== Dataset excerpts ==
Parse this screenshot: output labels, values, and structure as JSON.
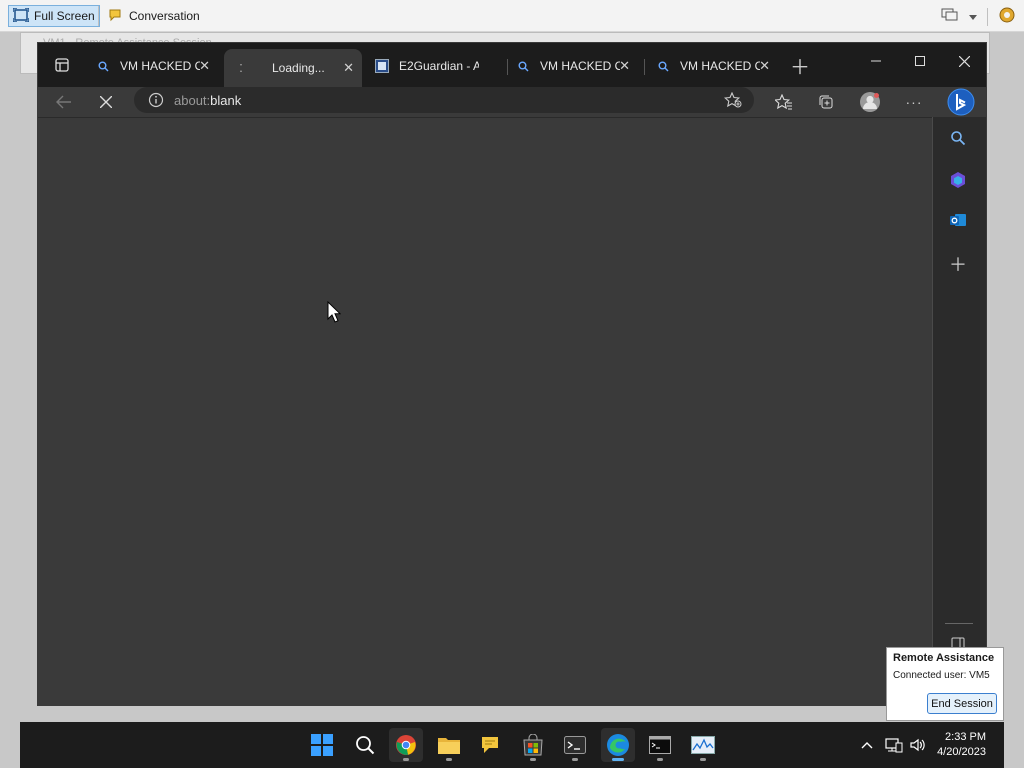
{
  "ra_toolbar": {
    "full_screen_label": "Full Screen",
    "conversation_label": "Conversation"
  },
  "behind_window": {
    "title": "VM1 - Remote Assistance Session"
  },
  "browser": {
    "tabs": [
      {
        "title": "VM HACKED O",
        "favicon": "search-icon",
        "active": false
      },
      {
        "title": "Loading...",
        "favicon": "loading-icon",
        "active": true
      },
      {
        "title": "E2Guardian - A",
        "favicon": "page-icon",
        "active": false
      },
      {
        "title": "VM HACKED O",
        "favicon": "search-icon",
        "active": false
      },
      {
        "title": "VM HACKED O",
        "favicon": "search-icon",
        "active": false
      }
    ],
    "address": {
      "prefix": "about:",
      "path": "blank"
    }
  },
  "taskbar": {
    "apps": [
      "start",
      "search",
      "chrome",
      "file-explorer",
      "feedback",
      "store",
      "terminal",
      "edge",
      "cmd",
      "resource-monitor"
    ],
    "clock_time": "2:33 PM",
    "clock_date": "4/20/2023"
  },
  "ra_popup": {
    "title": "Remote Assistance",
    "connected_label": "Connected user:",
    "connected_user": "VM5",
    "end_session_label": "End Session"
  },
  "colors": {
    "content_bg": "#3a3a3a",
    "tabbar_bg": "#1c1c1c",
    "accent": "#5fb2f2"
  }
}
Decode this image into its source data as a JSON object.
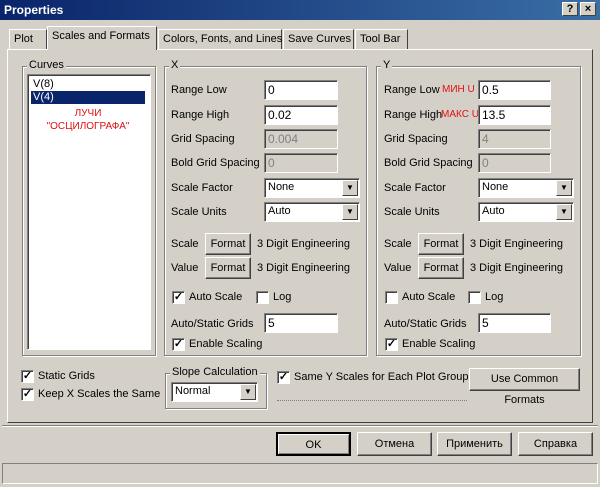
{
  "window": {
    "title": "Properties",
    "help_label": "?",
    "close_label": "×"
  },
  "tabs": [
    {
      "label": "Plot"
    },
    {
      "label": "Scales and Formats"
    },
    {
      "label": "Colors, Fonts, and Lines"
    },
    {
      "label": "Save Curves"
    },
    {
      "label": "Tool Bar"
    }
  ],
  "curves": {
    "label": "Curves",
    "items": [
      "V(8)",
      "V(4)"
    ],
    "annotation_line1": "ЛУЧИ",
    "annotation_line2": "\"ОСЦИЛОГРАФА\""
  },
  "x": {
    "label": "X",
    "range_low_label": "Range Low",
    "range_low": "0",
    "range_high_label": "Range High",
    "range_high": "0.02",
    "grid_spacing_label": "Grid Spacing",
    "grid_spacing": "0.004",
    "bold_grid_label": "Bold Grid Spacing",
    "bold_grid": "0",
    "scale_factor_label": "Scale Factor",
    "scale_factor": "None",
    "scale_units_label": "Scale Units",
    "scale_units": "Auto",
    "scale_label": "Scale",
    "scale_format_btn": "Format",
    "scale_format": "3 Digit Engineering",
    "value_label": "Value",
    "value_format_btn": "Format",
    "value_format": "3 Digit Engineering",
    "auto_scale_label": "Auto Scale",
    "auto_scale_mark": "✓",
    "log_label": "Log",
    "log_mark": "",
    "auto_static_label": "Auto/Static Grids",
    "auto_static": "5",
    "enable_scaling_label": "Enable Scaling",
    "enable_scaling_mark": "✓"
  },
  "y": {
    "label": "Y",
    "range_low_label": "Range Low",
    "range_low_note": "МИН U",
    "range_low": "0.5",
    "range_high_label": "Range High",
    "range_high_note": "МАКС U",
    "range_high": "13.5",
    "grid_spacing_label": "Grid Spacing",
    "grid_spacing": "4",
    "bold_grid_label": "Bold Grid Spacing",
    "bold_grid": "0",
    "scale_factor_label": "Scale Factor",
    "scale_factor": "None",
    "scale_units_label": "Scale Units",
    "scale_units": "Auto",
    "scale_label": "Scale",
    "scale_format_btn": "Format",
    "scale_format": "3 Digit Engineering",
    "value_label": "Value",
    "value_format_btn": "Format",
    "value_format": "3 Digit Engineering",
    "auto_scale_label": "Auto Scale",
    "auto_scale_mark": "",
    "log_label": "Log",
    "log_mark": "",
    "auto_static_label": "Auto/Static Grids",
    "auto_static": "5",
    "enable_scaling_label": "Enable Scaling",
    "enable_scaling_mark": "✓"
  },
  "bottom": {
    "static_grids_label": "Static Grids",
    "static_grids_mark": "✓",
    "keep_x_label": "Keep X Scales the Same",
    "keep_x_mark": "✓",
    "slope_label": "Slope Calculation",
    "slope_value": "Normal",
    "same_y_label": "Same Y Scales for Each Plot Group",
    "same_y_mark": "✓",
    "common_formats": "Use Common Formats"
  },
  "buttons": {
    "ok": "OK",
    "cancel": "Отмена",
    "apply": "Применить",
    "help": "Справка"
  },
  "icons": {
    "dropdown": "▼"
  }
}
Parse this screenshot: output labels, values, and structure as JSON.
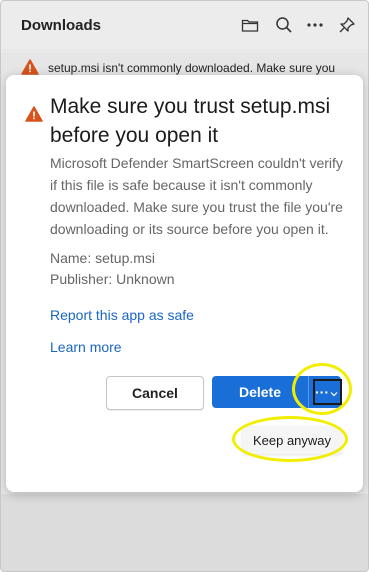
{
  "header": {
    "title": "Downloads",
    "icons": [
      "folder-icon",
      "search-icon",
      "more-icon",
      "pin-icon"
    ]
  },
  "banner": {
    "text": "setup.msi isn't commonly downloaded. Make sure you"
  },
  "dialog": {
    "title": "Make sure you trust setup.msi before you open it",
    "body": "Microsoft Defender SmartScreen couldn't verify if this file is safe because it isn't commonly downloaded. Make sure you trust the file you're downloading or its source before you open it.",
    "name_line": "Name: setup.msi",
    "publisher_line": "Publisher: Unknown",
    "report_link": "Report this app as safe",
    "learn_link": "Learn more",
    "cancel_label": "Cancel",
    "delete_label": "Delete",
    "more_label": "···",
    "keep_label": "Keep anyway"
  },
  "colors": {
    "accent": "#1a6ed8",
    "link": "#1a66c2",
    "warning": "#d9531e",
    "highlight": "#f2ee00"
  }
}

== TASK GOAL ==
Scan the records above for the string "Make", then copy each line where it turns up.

== ANSWER AREA ==
    "text": "setup.msi isn't commonly downloaded. Make sure you"
    "title": "Make sure you trust setup.msi before you open it",
    "body": "Microsoft Defender SmartScreen couldn't verify if this file is safe because it isn't commonly downloaded. Make sure you trust the file you're downloading or its source before you open it.",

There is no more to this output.